Please go over the material below and count each line with the string "replied", giving only the total.

-*-*-

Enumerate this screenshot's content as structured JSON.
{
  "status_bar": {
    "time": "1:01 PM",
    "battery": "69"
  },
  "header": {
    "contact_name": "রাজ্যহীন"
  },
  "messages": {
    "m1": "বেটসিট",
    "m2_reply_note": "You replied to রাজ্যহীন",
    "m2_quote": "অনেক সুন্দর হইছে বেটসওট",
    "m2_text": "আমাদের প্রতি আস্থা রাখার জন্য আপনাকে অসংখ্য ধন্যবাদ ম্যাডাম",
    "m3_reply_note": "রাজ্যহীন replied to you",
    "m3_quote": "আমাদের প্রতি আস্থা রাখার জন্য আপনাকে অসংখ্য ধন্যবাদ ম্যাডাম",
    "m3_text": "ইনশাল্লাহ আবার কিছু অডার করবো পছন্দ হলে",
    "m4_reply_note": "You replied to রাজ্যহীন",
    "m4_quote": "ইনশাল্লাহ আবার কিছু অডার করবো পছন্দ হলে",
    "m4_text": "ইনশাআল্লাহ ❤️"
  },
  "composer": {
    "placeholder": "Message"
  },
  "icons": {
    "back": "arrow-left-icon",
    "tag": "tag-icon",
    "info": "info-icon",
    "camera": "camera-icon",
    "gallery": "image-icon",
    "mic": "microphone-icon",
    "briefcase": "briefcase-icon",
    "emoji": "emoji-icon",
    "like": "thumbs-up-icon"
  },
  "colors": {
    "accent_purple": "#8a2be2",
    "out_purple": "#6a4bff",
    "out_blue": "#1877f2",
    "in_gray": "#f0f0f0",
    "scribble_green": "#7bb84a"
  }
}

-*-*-

Solution for this task: 3